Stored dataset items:
━━━━━━━━━━━━━━━━━━━━

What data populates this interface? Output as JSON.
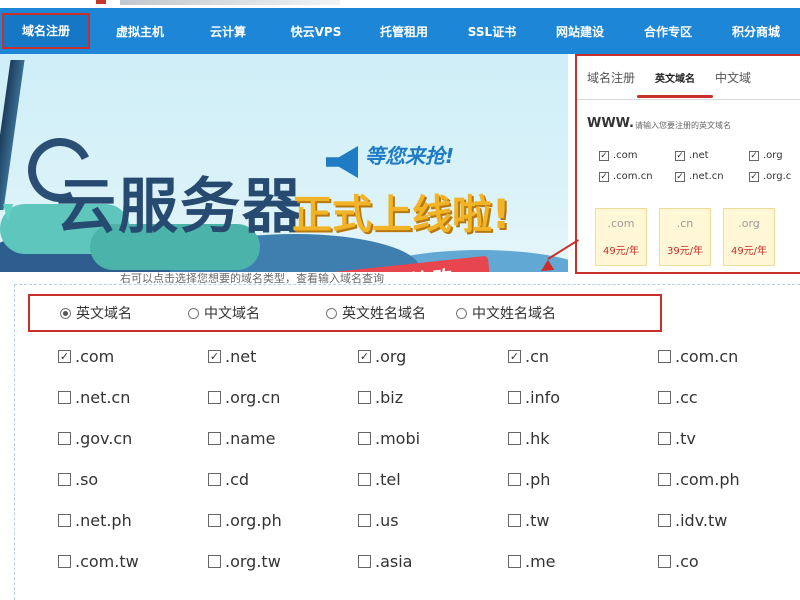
{
  "nav": {
    "items": [
      {
        "label": "域名注册",
        "active": true
      },
      {
        "label": "虚拟主机"
      },
      {
        "label": "云计算"
      },
      {
        "label": "快云VPS"
      },
      {
        "label": "托管租用"
      },
      {
        "label": "SSL证书"
      },
      {
        "label": "网站建设"
      },
      {
        "label": "合作专区"
      },
      {
        "label": "积分商城"
      }
    ]
  },
  "banner": {
    "main": "云服务器",
    "sub": "正式上线啦!",
    "slogan": "等您来抢!",
    "button": "立即抢购"
  },
  "mini": {
    "tabs": [
      "域名注册",
      "英文域名",
      "中文域"
    ],
    "www": "WWW.",
    "hint": "请输入您要注册的英文域名",
    "exts": [
      ".com",
      ".net",
      ".org",
      ".com.cn",
      ".net.cn",
      ".org.c"
    ],
    "prices": [
      {
        "ext": ".com",
        "price": "49元/年"
      },
      {
        "ext": ".cn",
        "price": "39元/年"
      },
      {
        "ext": ".org",
        "price": "49元/年"
      }
    ]
  },
  "caption": "右可以点击选择您想要的域名类型，查看输入域名查询",
  "domain_types": [
    {
      "label": "英文域名",
      "selected": true
    },
    {
      "label": "中文域名",
      "selected": false
    },
    {
      "label": "英文姓名域名",
      "selected": false
    },
    {
      "label": "中文姓名域名",
      "selected": false
    }
  ],
  "extensions": [
    {
      "label": ".com",
      "checked": true
    },
    {
      "label": ".net",
      "checked": true
    },
    {
      "label": ".org",
      "checked": true
    },
    {
      "label": ".cn",
      "checked": true
    },
    {
      "label": ".com.cn",
      "checked": false
    },
    {
      "label": ".net.cn",
      "checked": false
    },
    {
      "label": ".org.cn",
      "checked": false
    },
    {
      "label": ".biz",
      "checked": false
    },
    {
      "label": ".info",
      "checked": false
    },
    {
      "label": ".cc",
      "checked": false
    },
    {
      "label": ".gov.cn",
      "checked": false
    },
    {
      "label": ".name",
      "checked": false
    },
    {
      "label": ".mobi",
      "checked": false
    },
    {
      "label": ".hk",
      "checked": false
    },
    {
      "label": ".tv",
      "checked": false
    },
    {
      "label": ".so",
      "checked": false
    },
    {
      "label": ".cd",
      "checked": false
    },
    {
      "label": ".tel",
      "checked": false
    },
    {
      "label": ".ph",
      "checked": false
    },
    {
      "label": ".com.ph",
      "checked": false
    },
    {
      "label": ".net.ph",
      "checked": false
    },
    {
      "label": ".org.ph",
      "checked": false
    },
    {
      "label": ".us",
      "checked": false
    },
    {
      "label": ".tw",
      "checked": false
    },
    {
      "label": ".idv.tw",
      "checked": false
    },
    {
      "label": ".com.tw",
      "checked": false
    },
    {
      "label": ".org.tw",
      "checked": false
    },
    {
      "label": ".asia",
      "checked": false
    },
    {
      "label": ".me",
      "checked": false
    },
    {
      "label": ".co",
      "checked": false
    }
  ],
  "colors": {
    "nav": "#1e86d6",
    "highlight": "#c9302c",
    "accent": "#f2b326"
  }
}
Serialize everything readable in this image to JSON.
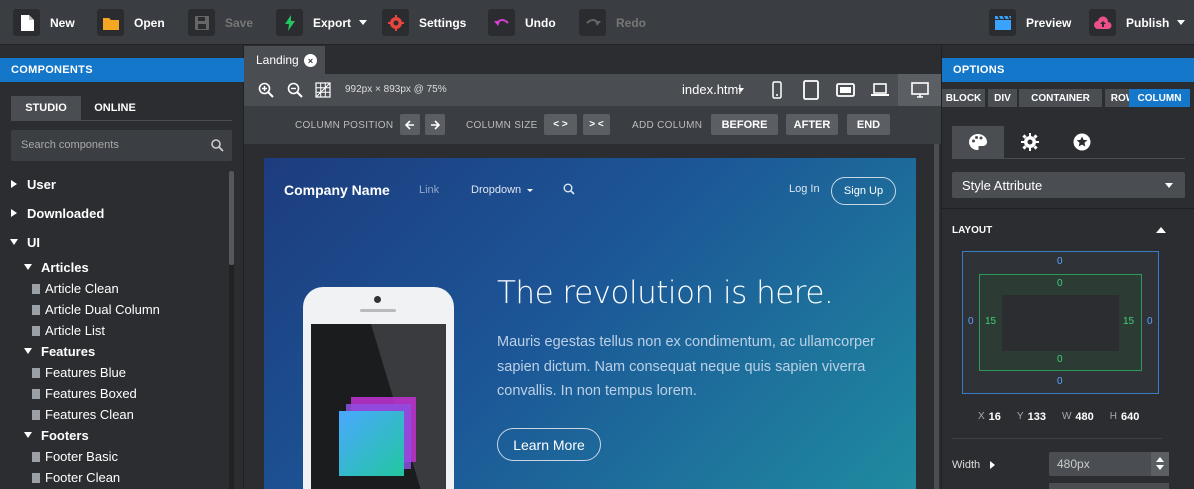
{
  "toolbar": {
    "new": "New",
    "open": "Open",
    "save": "Save",
    "export": "Export",
    "settings": "Settings",
    "undo": "Undo",
    "redo": "Redo",
    "preview": "Preview",
    "publish": "Publish"
  },
  "left": {
    "header": "COMPONENTS",
    "tabs": [
      "STUDIO",
      "ONLINE"
    ],
    "search_placeholder": "Search components",
    "tree": {
      "user": "User",
      "downloaded": "Downloaded",
      "ui": "UI",
      "articles": "Articles",
      "article_items": [
        "Article Clean",
        "Article Dual Column",
        "Article List"
      ],
      "features": "Features",
      "feature_items": [
        "Features Blue",
        "Features Boxed",
        "Features Clean"
      ],
      "footers": "Footers",
      "footer_items": [
        "Footer Basic",
        "Footer Clean"
      ]
    }
  },
  "center": {
    "tab": "Landing",
    "tab_close": "×",
    "viewport_info": "992px × 893px @ 75%",
    "file": "index.html",
    "column_position": "COLUMN POSITION",
    "column_size": "COLUMN SIZE",
    "add_column": "ADD COLUMN",
    "size_shrink": "< >",
    "size_grow": "> <",
    "before": "BEFORE",
    "after": "AFTER",
    "end": "END"
  },
  "canvas": {
    "brand": "Company Name",
    "nav_link": "Link",
    "nav_dropdown": "Dropdown",
    "login": "Log In",
    "signup": "Sign Up",
    "headline": "The revolution is here.",
    "body": "Mauris egestas tellus non ex condimentum, ac ullamcorper sapien dictum. Nam consequat neque quis sapien viverra convallis. In non tempus lorem.",
    "cta": "Learn More"
  },
  "right": {
    "header": "OPTIONS",
    "selectors": [
      "BLOCK",
      "DIV",
      "CONTAINER",
      "ROW",
      "COLUMN"
    ],
    "active_selector": "COLUMN",
    "style_select": "Style Attribute",
    "layout_label": "LAYOUT",
    "box": {
      "margin_top": "0",
      "margin_bottom": "0",
      "margin_left": "0",
      "margin_right": "0",
      "padding_top": "0",
      "padding_bottom": "0",
      "padding_left": "15",
      "padding_right": "15"
    },
    "pos": {
      "x_label": "X",
      "x": "16",
      "y_label": "Y",
      "y": "133",
      "w_label": "W",
      "w": "480",
      "h_label": "H",
      "h": "640"
    },
    "width_label": "Width",
    "width_value": "480px"
  },
  "colors": {
    "accent": "#1577c9",
    "canvas_from": "#1d3c7e",
    "canvas_to": "#1f8ba0",
    "settings_icon": "#e8453c",
    "undo_icon": "#d63fd2",
    "export_icon": "#22c55e",
    "publish_icon": "#ec4f8a"
  }
}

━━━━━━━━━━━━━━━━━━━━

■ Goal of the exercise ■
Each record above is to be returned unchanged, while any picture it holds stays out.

■ Problem solution ■
What data populates this interface? Output as JSON.
{
  "nav": {
    "items": [
      {
        "label": "域名注册",
        "active": true
      },
      {
        "label": "虚拟主机"
      },
      {
        "label": "云计算"
      },
      {
        "label": "快云VPS"
      },
      {
        "label": "托管租用"
      },
      {
        "label": "SSL证书"
      },
      {
        "label": "网站建设"
      },
      {
        "label": "合作专区"
      },
      {
        "label": "积分商城"
      }
    ]
  },
  "banner": {
    "main": "云服务器",
    "sub": "正式上线啦!",
    "slogan": "等您来抢!",
    "button": "立即抢购"
  },
  "mini": {
    "tabs": [
      "域名注册",
      "英文域名",
      "中文域"
    ],
    "www": "WWW.",
    "hint": "请输入您要注册的英文域名",
    "exts": [
      ".com",
      ".net",
      ".org",
      ".com.cn",
      ".net.cn",
      ".org.c"
    ],
    "prices": [
      {
        "ext": ".com",
        "price": "49元/年"
      },
      {
        "ext": ".cn",
        "price": "39元/年"
      },
      {
        "ext": ".org",
        "price": "49元/年"
      }
    ]
  },
  "caption": "右可以点击选择您想要的域名类型，查看输入域名查询",
  "domain_types": [
    {
      "label": "英文域名",
      "selected": true
    },
    {
      "label": "中文域名",
      "selected": false
    },
    {
      "label": "英文姓名域名",
      "selected": false
    },
    {
      "label": "中文姓名域名",
      "selected": false
    }
  ],
  "extensions": [
    {
      "label": ".com",
      "checked": true
    },
    {
      "label": ".net",
      "checked": true
    },
    {
      "label": ".org",
      "checked": true
    },
    {
      "label": ".cn",
      "checked": true
    },
    {
      "label": ".com.cn",
      "checked": false
    },
    {
      "label": ".net.cn",
      "checked": false
    },
    {
      "label": ".org.cn",
      "checked": false
    },
    {
      "label": ".biz",
      "checked": false
    },
    {
      "label": ".info",
      "checked": false
    },
    {
      "label": ".cc",
      "checked": false
    },
    {
      "label": ".gov.cn",
      "checked": false
    },
    {
      "label": ".name",
      "checked": false
    },
    {
      "label": ".mobi",
      "checked": false
    },
    {
      "label": ".hk",
      "checked": false
    },
    {
      "label": ".tv",
      "checked": false
    },
    {
      "label": ".so",
      "checked": false
    },
    {
      "label": ".cd",
      "checked": false
    },
    {
      "label": ".tel",
      "checked": false
    },
    {
      "label": ".ph",
      "checked": false
    },
    {
      "label": ".com.ph",
      "checked": false
    },
    {
      "label": ".net.ph",
      "checked": false
    },
    {
      "label": ".org.ph",
      "checked": false
    },
    {
      "label": ".us",
      "checked": false
    },
    {
      "label": ".tw",
      "checked": false
    },
    {
      "label": ".idv.tw",
      "checked": false
    },
    {
      "label": ".com.tw",
      "checked": false
    },
    {
      "label": ".org.tw",
      "checked": false
    },
    {
      "label": ".asia",
      "checked": false
    },
    {
      "label": ".me",
      "checked": false
    },
    {
      "label": ".co",
      "checked": false
    }
  ],
  "colors": {
    "nav": "#1e86d6",
    "highlight": "#c9302c",
    "accent": "#f2b326"
  }
}
Serialize everything readable in this image to JSON.
{
  "toolbar": {
    "new": "New",
    "open": "Open",
    "save": "Save",
    "export": "Export",
    "settings": "Settings",
    "undo": "Undo",
    "redo": "Redo",
    "preview": "Preview",
    "publish": "Publish"
  },
  "left": {
    "header": "COMPONENTS",
    "tabs": [
      "STUDIO",
      "ONLINE"
    ],
    "search_placeholder": "Search components",
    "tree": {
      "user": "User",
      "downloaded": "Downloaded",
      "ui": "UI",
      "articles": "Articles",
      "article_items": [
        "Article Clean",
        "Article Dual Column",
        "Article List"
      ],
      "features": "Features",
      "feature_items": [
        "Features Blue",
        "Features Boxed",
        "Features Clean"
      ],
      "footers": "Footers",
      "footer_items": [
        "Footer Basic",
        "Footer Clean"
      ]
    }
  },
  "center": {
    "tab": "Landing",
    "tab_close": "×",
    "viewport_info": "992px × 893px @ 75%",
    "file": "index.html",
    "column_position": "COLUMN POSITION",
    "column_size": "COLUMN SIZE",
    "add_column": "ADD COLUMN",
    "size_shrink": "< >",
    "size_grow": "> <",
    "before": "BEFORE",
    "after": "AFTER",
    "end": "END"
  },
  "canvas": {
    "brand": "Company Name",
    "nav_link": "Link",
    "nav_dropdown": "Dropdown",
    "login": "Log In",
    "signup": "Sign Up",
    "headline": "The revolution is here.",
    "body": "Mauris egestas tellus non ex condimentum, ac ullamcorper sapien dictum. Nam consequat neque quis sapien viverra convallis. In non tempus lorem.",
    "cta": "Learn More"
  },
  "right": {
    "header": "OPTIONS",
    "selectors": [
      "BLOCK",
      "DIV",
      "CONTAINER",
      "ROW",
      "COLUMN"
    ],
    "active_selector": "COLUMN",
    "style_select": "Style Attribute",
    "layout_label": "LAYOUT",
    "box": {
      "margin_top": "0",
      "margin_bottom": "0",
      "margin_left": "0",
      "margin_right": "0",
      "padding_top": "0",
      "padding_bottom": "0",
      "padding_left": "15",
      "padding_right": "15"
    },
    "pos": {
      "x_label": "X",
      "x": "16",
      "y_label": "Y",
      "y": "133",
      "w_label": "W",
      "w": "480",
      "h_label": "H",
      "h": "640"
    },
    "width_label": "Width",
    "width_value": "480px"
  },
  "colors": {
    "accent": "#1577c9",
    "canvas_from": "#1d3c7e",
    "canvas_to": "#1f8ba0",
    "settings_icon": "#e8453c",
    "undo_icon": "#d63fd2",
    "export_icon": "#22c55e",
    "publish_icon": "#ec4f8a"
  }
}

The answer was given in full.